Firstly, it has to be mentioned that the treatment that Dasgupta has given the film is particularly outstanding, especially in the scenes in which the Dalit women commit the murder of Bali who has terrorised theirs and hundreds of other families for over a decade. Visually, that scene and the scenes surrounding that incident will stay with the viewers. They are harrowing, gory and fully representative of the feelings of the community as well as the hurt and frustration the women feel. Dasgupta is also successful in showing the treatment of the women by others, particularly people in authority who should be there to protect them, no matter their cast or standing in the community. There are powerful messages throughout the film on this – some of which doesn’t come through fully but others that makes the viewer think.

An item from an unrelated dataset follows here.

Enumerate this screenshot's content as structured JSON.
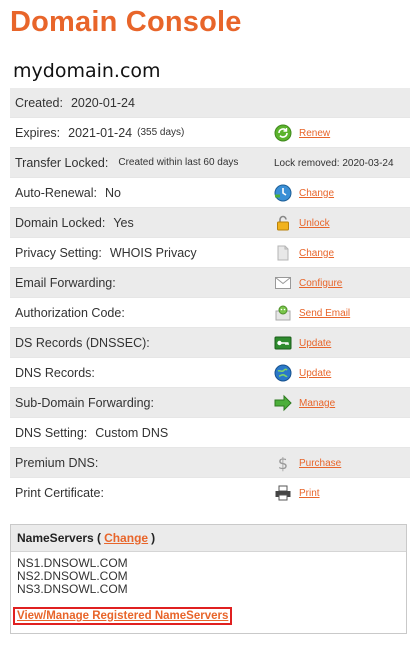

The performances in the film are great, with Rajguru and Palekar being the ones that stand out. Their chemistry in some parts is also outstanding because their perspectives are different and they very much go through their own journeys as the story unravels. Aside from this, Sobti’s short role is praiseworthy as he comes out as someone who isn’t really afraid of cast or cultural differences when he falls in love. He and Rajguru make a hugely unlikely “couple” and this adds to the overall intrigue about the behaviours that surround the crime that’s committed and the end result that eventually comes about. Sahil Khattar, Saloni Batra, Upendra Limaye, Indraneil Sengupta and Flora Saini make up a decent ensemble cast but often not really given much space to shine or bring their characters out to create much of an impact.
The main thing that lets the film down is that there are quite a few open ends. There are points made which don’t reach fruition and interesting mini themes which aren’t seen through. This is disappointing a little because the topics explored are of social importance and could fit in well for such a film, to raise these social failures and bring them to light in an impactful way.
Overall, the film leaves you with a sense of sadness about families and females having to deal with such misery and harrassment daily for such a lengthy amount of time. In a way, you identify with the crime they eventually commit even if you aren’t really for violence, which is a weird place to be as a viewer. Bali is one of those villains which gives you a feel of those 90s villains who were so evil that you don’t forget them. And this is something that makes the entire story feel as if it’s the viewer’s fight somewhat. You feel like you are in their place, fighting and waiting for justice. This is perhaps the USP of the film.